3. Assemble a full table setting that’s entirely sustainable. Look for picnic plates in bamboo, which can be reused, or those made of compostable plant plastic or pressed paper. Stalk brand plant plastic plates are available at many stores.
You can even get plates that are upcycled from fallen palm leaves and can be composted. We won’t swear that it’s completely sanitary but these Verterra plates, sold at Amazon and elsewhere, may be good for several uses. We’ve tried them and found that they can be washed and go a few more rounds, depending on the party menu.
Next, get plant plastic utensils or use the ones in your drawer, if there’s enough to go around. Compostable utensils can be overpriced in retail stores. Look to the bulk market and you’ll find they cost no more than regular plastic. This material can be really sturdy — we’ve been using bioplastic utensils for years and no one even notices.
Durable stainless steel and glass serving dishes round out the table and keep it eco-friendly.
4. Get creative with green décor. It’s not just less toxic, it can be more interesting. We’re thinking of soy candles, paper lanterns and re-purposed vases. Get creative by painting old flower vases bold party colors. You can do the same with plain clay pots to arrange around the back deck. Fill them with cut flowers from the garden. Soy candles will add ambiance and fragrance, without emitting the soot churned out by petroleum-based wax candles. Find one in citronella and you’ve got a mosquito repellant. Paper lanterns, so natural and reusable.
If all this is too funky for your tastes, envision it a different way. Keep the paper lanterns, use solid color placemats and emphasize glass and stainless for a more modern look.

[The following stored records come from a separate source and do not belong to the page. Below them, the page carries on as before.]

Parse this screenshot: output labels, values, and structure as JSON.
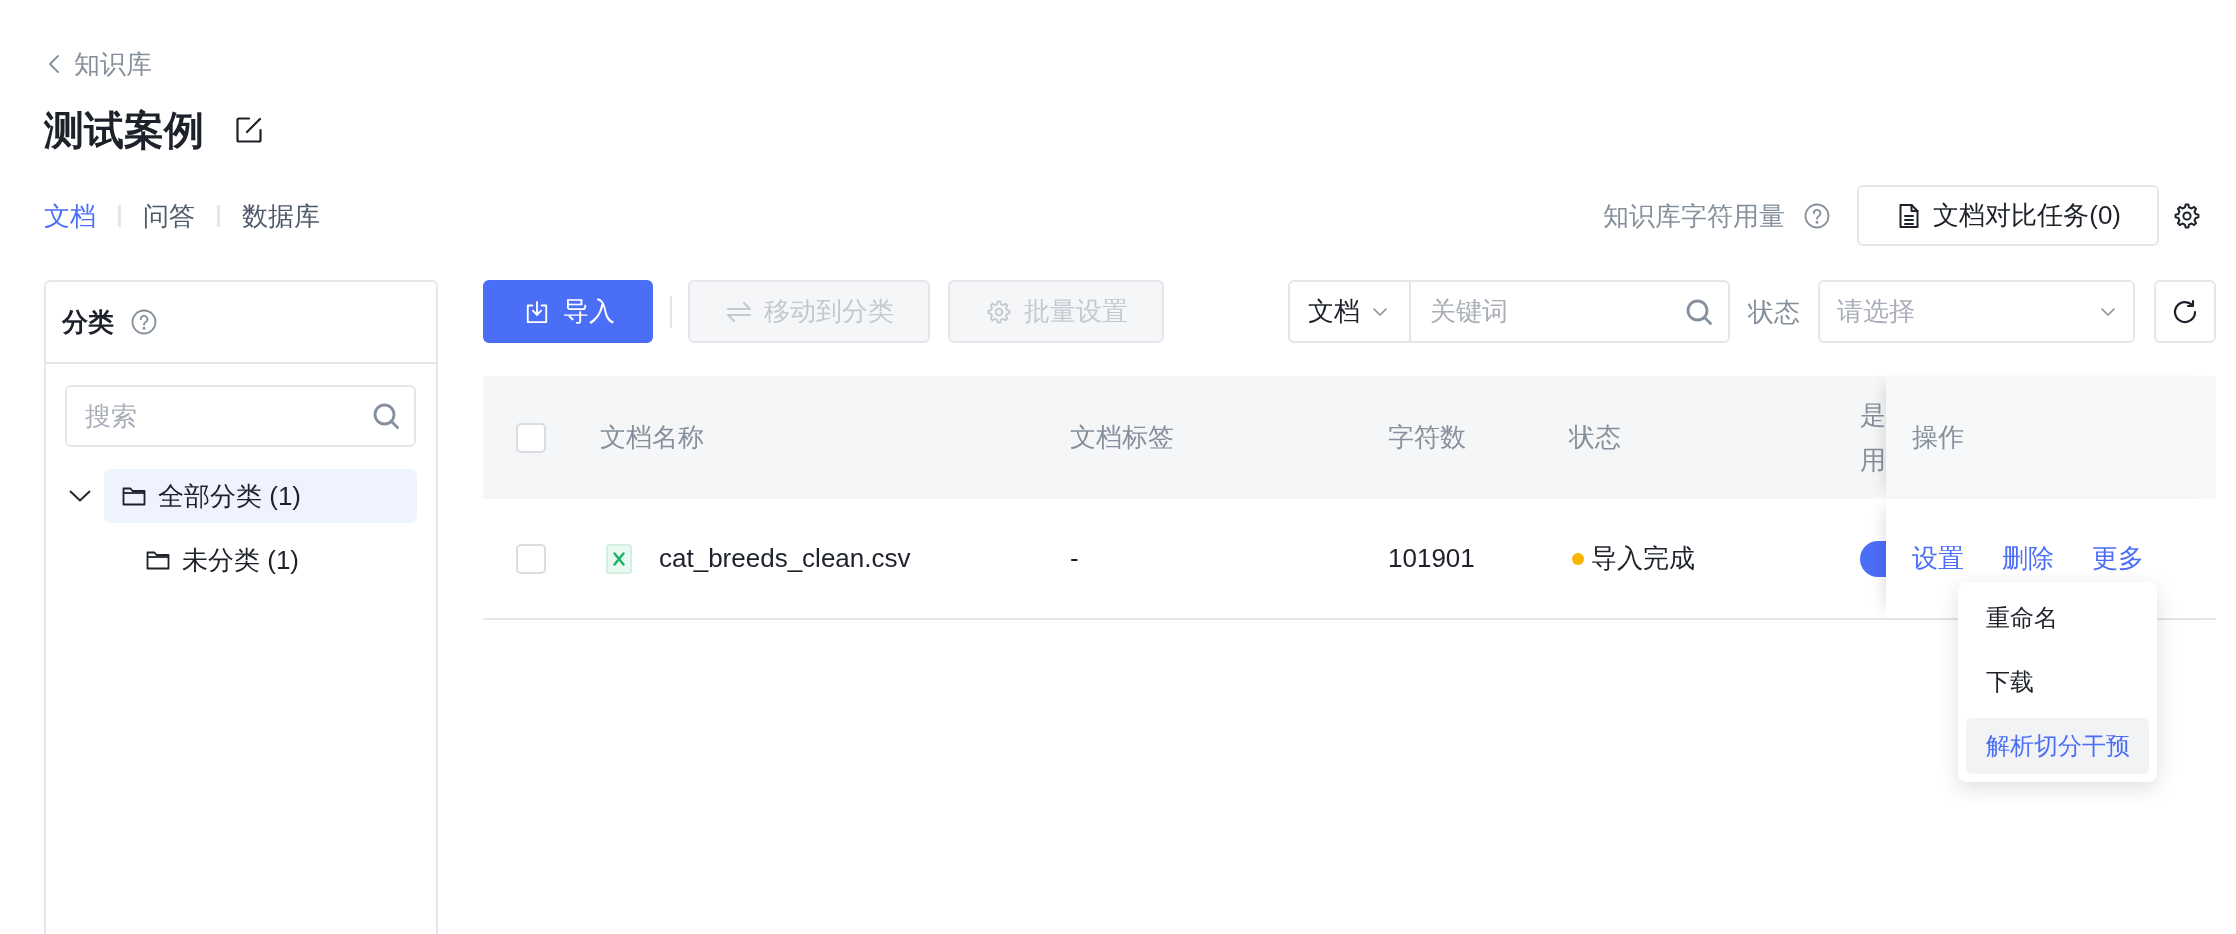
{
  "breadcrumb": {
    "label": "知识库"
  },
  "title": "测试案例",
  "tabs": [
    {
      "label": "文档",
      "selected": true
    },
    {
      "label": "问答",
      "selected": false
    },
    {
      "label": "数据库",
      "selected": false
    }
  ],
  "usage": {
    "label": "知识库字符用量"
  },
  "compare_button": {
    "label": "文档对比任务(0)"
  },
  "sidebar": {
    "title": "分类",
    "search": {
      "placeholder": "搜索"
    },
    "tree": [
      {
        "label": "全部分类 (1)",
        "expanded": true,
        "selected": true,
        "children": [
          {
            "label": "未分类 (1)",
            "selected": false
          }
        ]
      }
    ]
  },
  "toolbar": {
    "buttons": [
      {
        "kind": "primary",
        "label": "导入",
        "disabled": false
      },
      {
        "kind": "move",
        "label": "移动到分类",
        "disabled": true
      },
      {
        "kind": "settings",
        "label": "批量设置",
        "disabled": true
      }
    ],
    "scope_select": {
      "value": "文档"
    },
    "keyword": {
      "placeholder": "关键词"
    },
    "status_filter": {
      "label": "状态",
      "placeholder": "请选择"
    }
  },
  "table": {
    "select_all": {
      "checked": false
    },
    "columns": [
      "文档名称",
      "文档标签",
      "字符数",
      "状态",
      "是用",
      "操作"
    ],
    "rows": [
      {
        "checked": false,
        "name": "cat_breeds_clean.csv",
        "tags": "-",
        "chars": "101901",
        "status": {
          "label": "导入完成",
          "color": "#f7b500"
        },
        "enabled": true,
        "actions": [
          "设置",
          "删除",
          "更多"
        ]
      }
    ]
  },
  "more_menu": {
    "items": [
      {
        "label": "重命名",
        "selected": false
      },
      {
        "label": "下载",
        "selected": false
      },
      {
        "label": "解析切分干预",
        "selected": true
      }
    ]
  }
}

5. Keep waste under control with a bin for recyclables and another for trash. Simply slap a label on a waste bin or box: “Recyclables: Aluminum cans, plastic bottles” (if you’re serving soda or tea you may have some of these).
If you’re religious about recycling this will save you the ugly task of sorting trash post-party. A friend has a standing set of recycling bins in her pantry so she just points you there, even better.
Another quick way to slash plastic waste is to serve water and other beverages in pitchers or thermal dispensers. Even if you have to use paper cups, you’ve kept it biodegradable. Recycling is great, but it’s still second best.
6. Go with local food. Serving raw fruits and veggies keeps it sustainable, healthful and munchy.
Happily, summer delivers plenty of local produce choices. Cut up summer squash, broccoli, peppers, even greens. Add interesting cilantro, bean or hummus dips and you’re half done with the menu.
If you’ve got guests coming, treat them to your latest farmer’s market discoveries. When did they last have jicama, cactus or yellow watermelon?
Control waste by putting out just enough and keeping reserves in the fridge. The next day, transform your leftover uncooked veggies into a dinner stir fry.
If meat plays a role at your gathering, consider the sustainability aspects. Buy local and grassfed, if you can find it. You’ll be lowering the carbon footprint and staying away from antibiotic-dependent industrial meat.
It’s a downer topic, but if you’re grilling meat, you may want to take precautions against those carcinogenic polycyclic aromatic hydrocarbons, or PAHs, that waft up from the fat splatter on your grill.
My instinct is to be generous here. How bad can it be if you’re only grilling ribs once in a while? But after reading all the precautions for making grilled meat safe as it can be (don’t burn it, but at the same time don’t undercook it; lay it on aluminum foil or better yet, wrap it entirely in aluminum; make sure its lean, trim the fat…), I think I’d rather roast corn wrapped in the husk.
‘Course there’s always poached fish. Baked beans. Potato salad. And dozens of other meatless options, which reminds us, if you’re looking for vegetarian main dish options, take a look at Meatless Mondays (hey, works for Memorial Day).
Here’s a posting for mini mushroom burgers.
Copyright © 2012 Green Right Now | Distributed by GRN Network